Around the same time that I was playing Dragon’s Age, I was also putting a close to Assassin’s Creed: Syndicate. I’d spent quite a bit of time at launch, and over the Christmas period, working my way through Syndicate, but it wasn’t until the end of January that I put the finishing touches to my time with this Victorian London Simulator. I hadn’t played an Assassin’s Creed game since Black Flag, and having avoided the mess of Unity, I was able to enjoy Syndicate for what it was, and appreciate the newfound freedom you were offered with your assassinations. I spent the majority of my time playing as Evie, only really using Jacob during the missions where he was required. It is probably Jacob’s fault that I didn’t finish the game over the festive period last year, but the desire to knock another title off my list of shame was strong in January and I finished Syndicate.
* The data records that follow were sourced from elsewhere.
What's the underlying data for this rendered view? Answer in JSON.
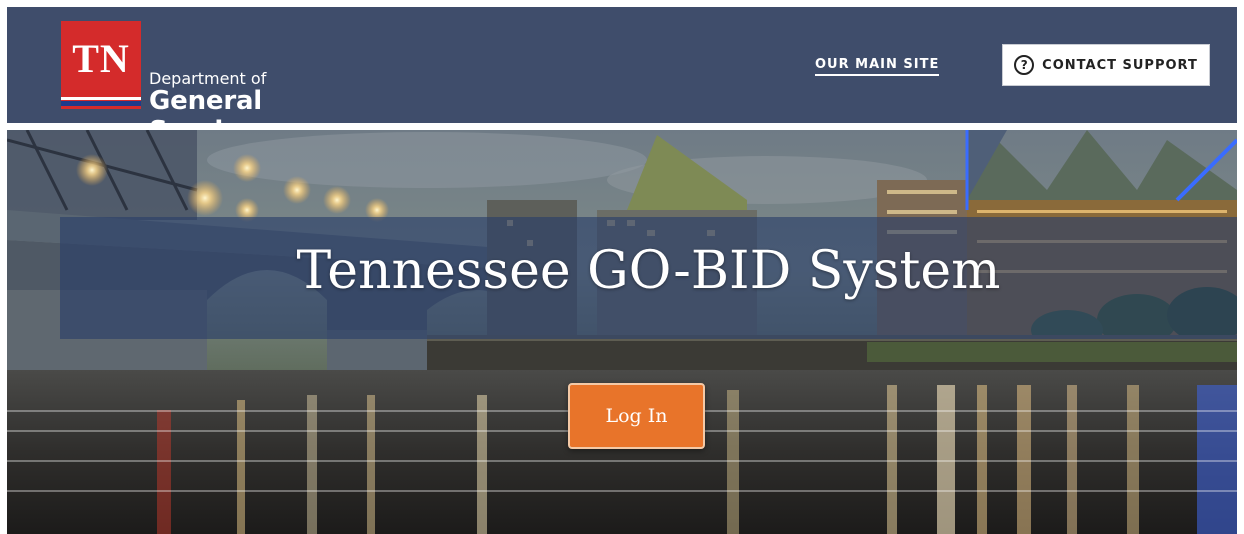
{
  "header": {
    "logo": {
      "badge_text": "TN",
      "dept_line1": "Department of",
      "dept_line2": "General Services"
    },
    "main_site_link": "OUR MAIN SITE",
    "contact_support": {
      "icon_glyph": "?",
      "label": "CONTACT SUPPORT"
    }
  },
  "hero": {
    "background": "night-city-river-bridge-photo",
    "title": "Tennessee GO-BID System",
    "login_button": "Log In"
  },
  "colors": {
    "header_bg": "#3f4d6b",
    "badge_red": "#d42b2b",
    "badge_blue": "#1f3a8a",
    "login_orange": "#e8742a",
    "title_band": "#283e69"
  }
}
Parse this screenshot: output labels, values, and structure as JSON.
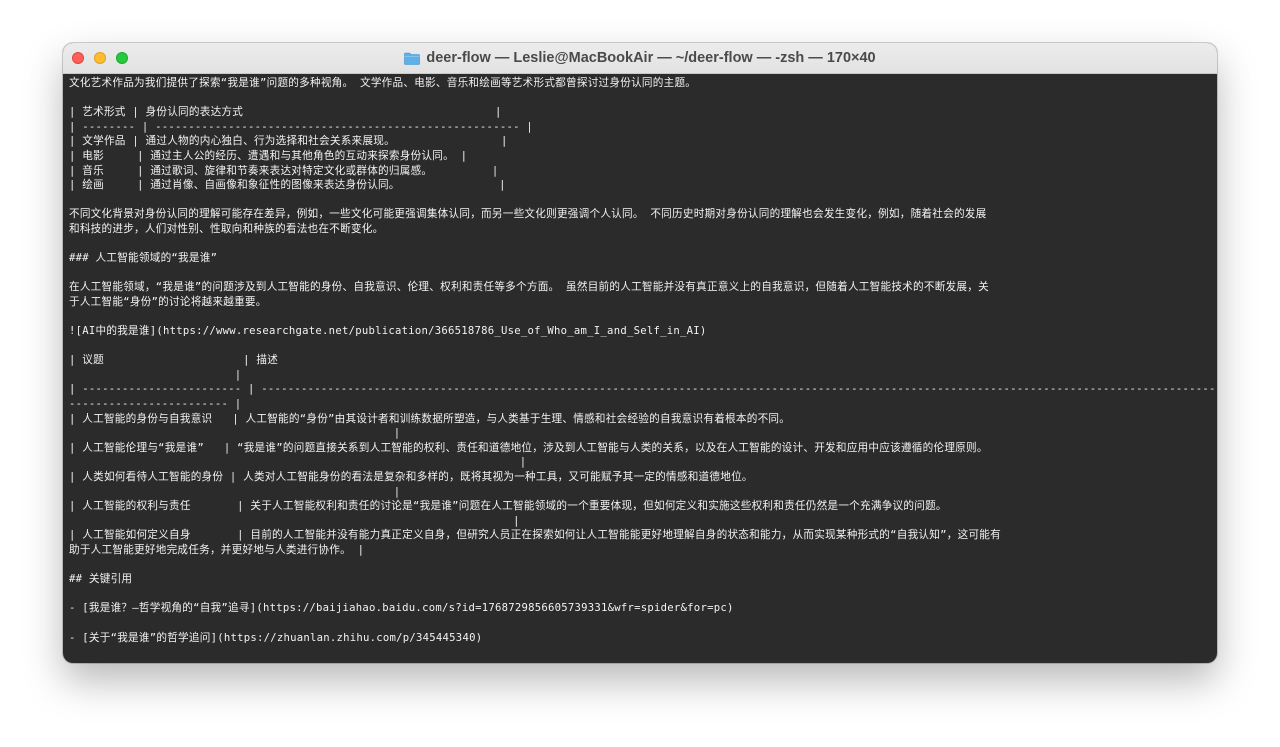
{
  "window": {
    "title": "deer-flow — Leslie@MacBookAir — ~/deer-flow — -zsh — 170×40",
    "title_icon": "folder-icon"
  },
  "terminal": {
    "lines": [
      "文化艺术作品为我们提供了探索“我是谁”问题的多种视角。 文学作品、电影、音乐和绘画等艺术形式都曾探讨过身份认同的主题。",
      "",
      "| 艺术形式 | 身份认同的表达方式                                      |",
      "| -------- | ------------------------------------------------------- |",
      "| 文学作品 | 通过人物的内心独白、行为选择和社会关系来展现。                |",
      "| 电影     | 通过主人公的经历、遭遇和与其他角色的互动来探索身份认同。 |",
      "| 音乐     | 通过歌词、旋律和节奏来表达对特定文化或群体的归属感。         |",
      "| 绘画     | 通过肖像、自画像和象征性的图像来表达身份认同。               |",
      "",
      "不同文化背景对身份认同的理解可能存在差异，例如，一些文化可能更强调集体认同，而另一些文化则更强调个人认同。 不同历史时期对身份认同的理解也会发生变化，例如，随着社会的发展",
      "和科技的进步，人们对性别、性取向和种族的看法也在不断变化。",
      "",
      "### 人工智能领域的“我是谁”",
      "",
      "在人工智能领域，“我是谁”的问题涉及到人工智能的身份、自我意识、伦理、权利和责任等多个方面。 虽然目前的人工智能并没有真正意义上的自我意识，但随着人工智能技术的不断发展，关",
      "于人工智能“身份”的讨论将越来越重要。",
      "",
      "![AI中的我是谁](https://www.researchgate.net/publication/366518786_Use_of_Who_am_I_and_Self_in_AI)",
      "",
      "| 议题                     | 描述",
      "                         |",
      "| ------------------------ | --------------------------------------------------------------------------------------------------------------------------------------------------",
      "------------------------ |",
      "| 人工智能的身份与自我意识   | 人工智能的“身份”由其设计者和训练数据所塑造，与人类基于生理、情感和社会经验的自我意识有着根本的不同。",
      "                                                 |",
      "| 人工智能伦理与“我是谁”   | “我是谁”的问题直接关系到人工智能的权利、责任和道德地位，涉及到人工智能与人类的关系，以及在人工智能的设计、开发和应用中应该遵循的伦理原则。",
      "                                                                    |",
      "| 人类如何看待人工智能的身份 | 人类对人工智能身份的看法是复杂和多样的，既将其视为一种工具，又可能赋予其一定的情感和道德地位。",
      "                                                 |",
      "| 人工智能的权利与责任       | 关于人工智能权利和责任的讨论是“我是谁”问题在人工智能领域的一个重要体现，但如何定义和实施这些权利和责任仍然是一个充满争议的问题。",
      "                                                                   |",
      "| 人工智能如何定义自身       | 目前的人工智能并没有能力真正定义自身，但研究人员正在探索如何让人工智能能更好地理解自身的状态和能力，从而实现某种形式的“自我认知”，这可能有",
      "助于人工智能更好地完成任务，并更好地与人类进行协作。 |",
      "",
      "## 关键引用",
      "",
      "- [我是谁？—哲学视角的“自我”追寻](https://baijiahao.baidu.com/s?id=1768729856605739331&wfr=spider&for=pc)",
      "",
      "- [关于“我是谁”的哲学追问](https://zhuanlan.zhihu.com/p/345445340)"
    ]
  }
}
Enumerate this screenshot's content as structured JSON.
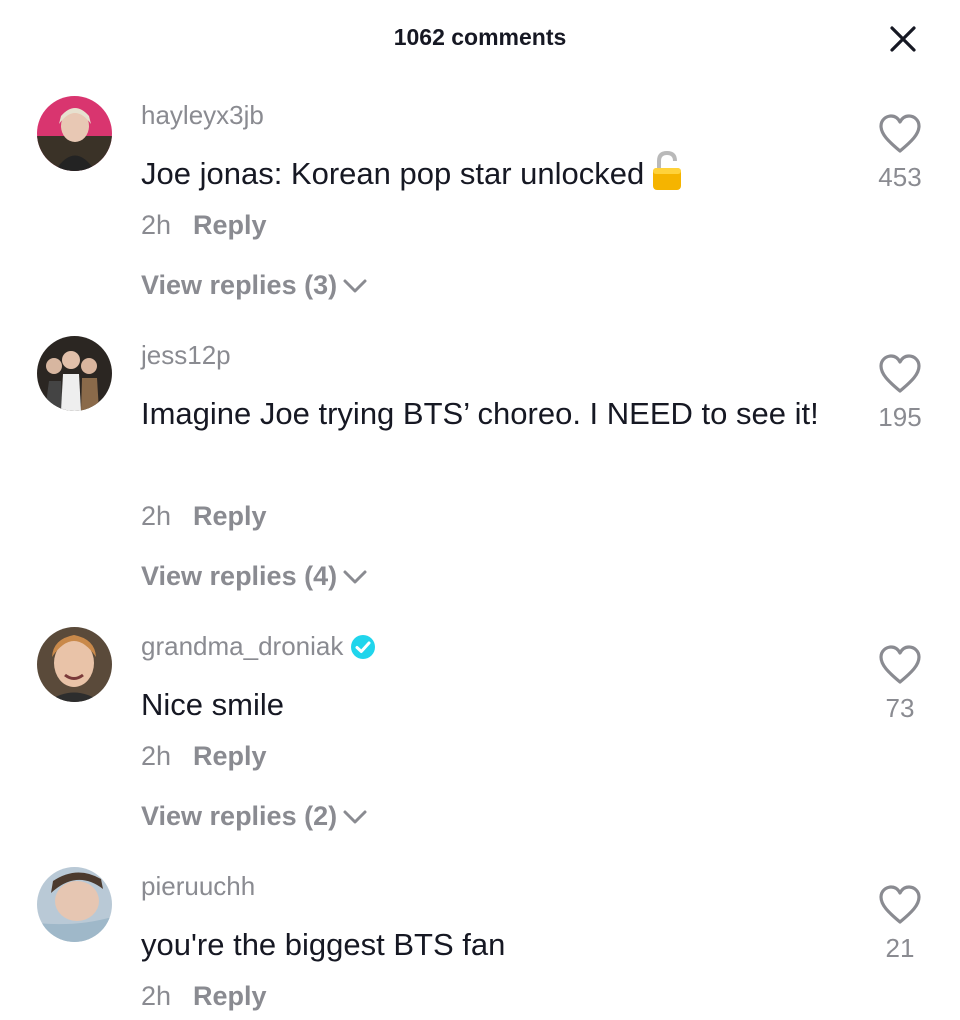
{
  "header": {
    "title": "1062 comments"
  },
  "comments": [
    {
      "username": "hayleyx3jb",
      "text": "Joe jonas: Korean pop star unlocked",
      "time": "2h",
      "reply_label": "Reply",
      "view_replies": "View replies (3)",
      "likes": "453"
    },
    {
      "username": "jess12p",
      "text": "Imagine Joe trying BTS’ choreo. I NEED to see it!",
      "time": "2h",
      "reply_label": "Reply",
      "view_replies": "View replies (4)",
      "likes": "195"
    },
    {
      "username": "grandma_droniak",
      "verified": true,
      "text": "Nice smile",
      "time": "2h",
      "reply_label": "Reply",
      "view_replies": "View replies (2)",
      "likes": "73"
    },
    {
      "username": "pieruuchh",
      "text": "you're the biggest BTS fan",
      "time": "2h",
      "reply_label": "Reply",
      "likes": "21"
    }
  ],
  "icons": {
    "close": "close-icon",
    "like": "heart-outline-icon",
    "verified": "verified-badge-icon",
    "lock": "unlocked-padlock-emoji",
    "chevron": "chevron-down-icon"
  },
  "colors": {
    "primary_text": "#161823",
    "secondary_text": "#8a8b91",
    "verified": "#20d5ec"
  }
}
It suffers from some typical Ubisoft open-world issues, namely that there are just too many side missions and collectables to distract you. Some of the side missions were fairly enjoyable, but by the time I neared the end of the story, I was largely giving up on them and the ‘Conquer the Streets of London’ theme with the different strongholds. It is certainly a game worth playing, but one that could have been condensed without losing any of its charm. The sequence set during World War One was a highlight of my time with the game.
I spent some time in the early summer actually playing on my Wii U. I want to love the console, and there are some phenomenally good games available for it. Sadly, Nintendo got everything wrong with the marketing, and the Game Pad soon proved to be a faux pas. However, Xenoblade Chronicles X is a majestic game that pushed the little machine to breaking point. I could almost see it sweating while trying to gather the energy to display some of the grand vistas of this massive, massive game. It is telling that you could download data packs from the Nintendo Store to help the game run quicker. In my short dalliance with the grand adventure, I never got anywhere near the end game and barely scratched the surface of the second continent. If I had the time, and none of the other games in the backlog to play, I could probably sink a hundred hours into this behemoth without thinking about it. I did try to play it remotely using the Game Pad, but the tiny low-res screen didn’t do the game justice. I will forever wish that I picked the game up at launch, and devoted a solid fortnight into it. If it was re-released with the added horsepower of the Switch, or even if it made an appearance on Sony or Microsoft’s machines, I would be happy as they would be able to do the game justice.
That’s it for Part One of my Our Year in Games. The next instalment will cover the Uncharted Collection, DriveClub, Football Manager 2015 and Battlefield 4. Keep your eyes open for it over the Christmas weekend.